## Your goal
Using the data below, show every line where the word "localhost" occurs.

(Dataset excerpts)
==============================

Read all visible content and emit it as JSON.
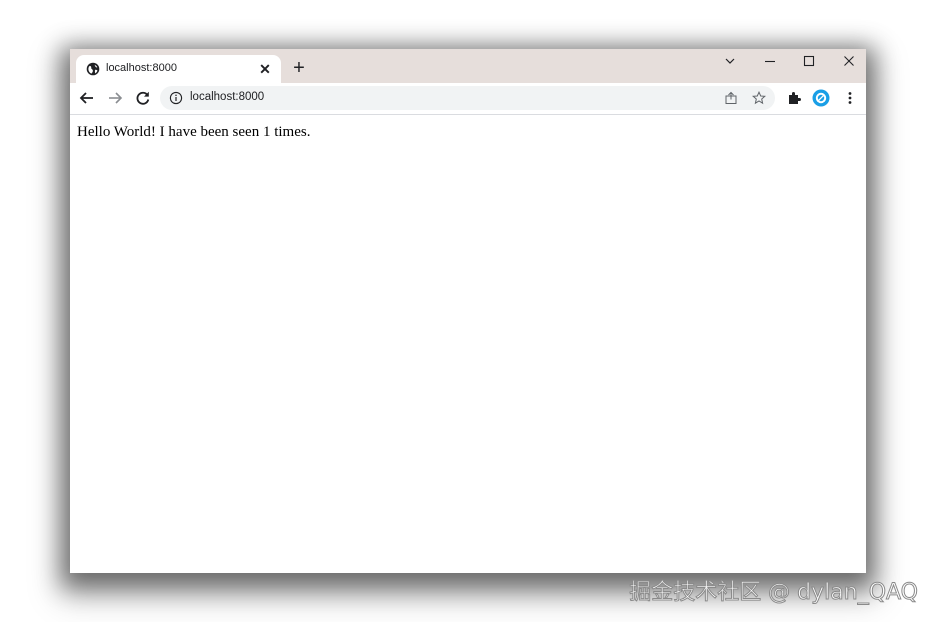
{
  "browser": {
    "tab": {
      "title": "localhost:8000",
      "favicon": "globe-icon",
      "close_glyph": "✕"
    },
    "new_tab_glyph": "+",
    "window_controls": {
      "tab_search_glyph": "⌵",
      "minimize_glyph": "–",
      "maximize_glyph": "☐",
      "close_glyph": "✕"
    },
    "toolbar": {
      "url": "localhost:8000",
      "colors": {
        "tab_strip": "#e6dedb",
        "omnibox": "#f1f3f4",
        "profile_accent": "#1a9fe6"
      }
    }
  },
  "page": {
    "body_text": "Hello World! I have been seen 1 times."
  },
  "watermark": {
    "text": "掘金技术社区 @ dylan_QAQ"
  }
}
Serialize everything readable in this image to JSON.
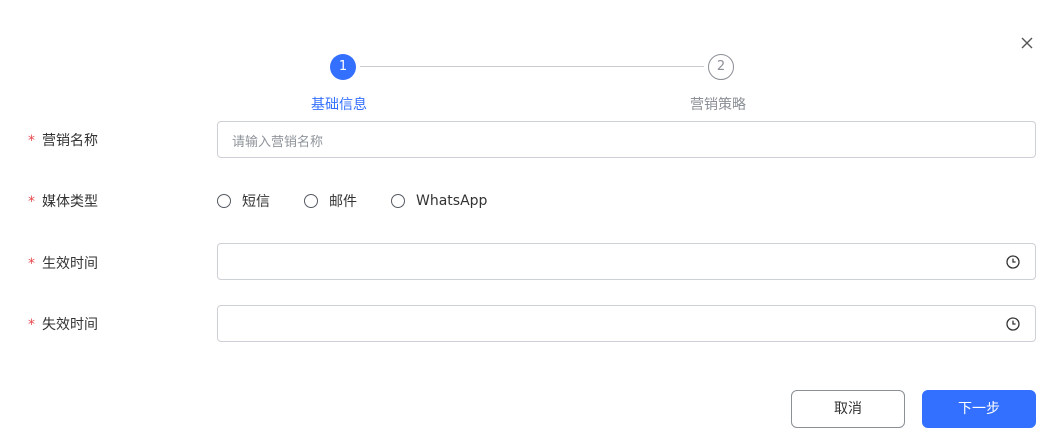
{
  "steps": [
    {
      "number": "1",
      "label": "基础信息",
      "state": "active"
    },
    {
      "number": "2",
      "label": "营销策略",
      "state": "pending"
    }
  ],
  "form": {
    "name": {
      "required_mark": "*",
      "label": "营销名称",
      "placeholder": "请输入营销名称",
      "value": ""
    },
    "media": {
      "required_mark": "*",
      "label": "媒体类型",
      "options": [
        {
          "label": "短信",
          "checked": false
        },
        {
          "label": "邮件",
          "checked": false
        },
        {
          "label": "WhatsApp",
          "checked": false
        }
      ]
    },
    "effective_time": {
      "required_mark": "*",
      "label": "生效时间",
      "value": ""
    },
    "expire_time": {
      "required_mark": "*",
      "label": "失效时间",
      "value": ""
    }
  },
  "buttons": {
    "cancel": "取消",
    "next": "下一步"
  },
  "icons": {
    "close": "close-icon",
    "time": "clock-icon"
  },
  "colors": {
    "primary": "#3370ff",
    "required": "#e5484d",
    "muted": "#8b8f96"
  }
}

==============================

## Task solution
      "title": "localhost:8000",
      "url": "localhost:8000",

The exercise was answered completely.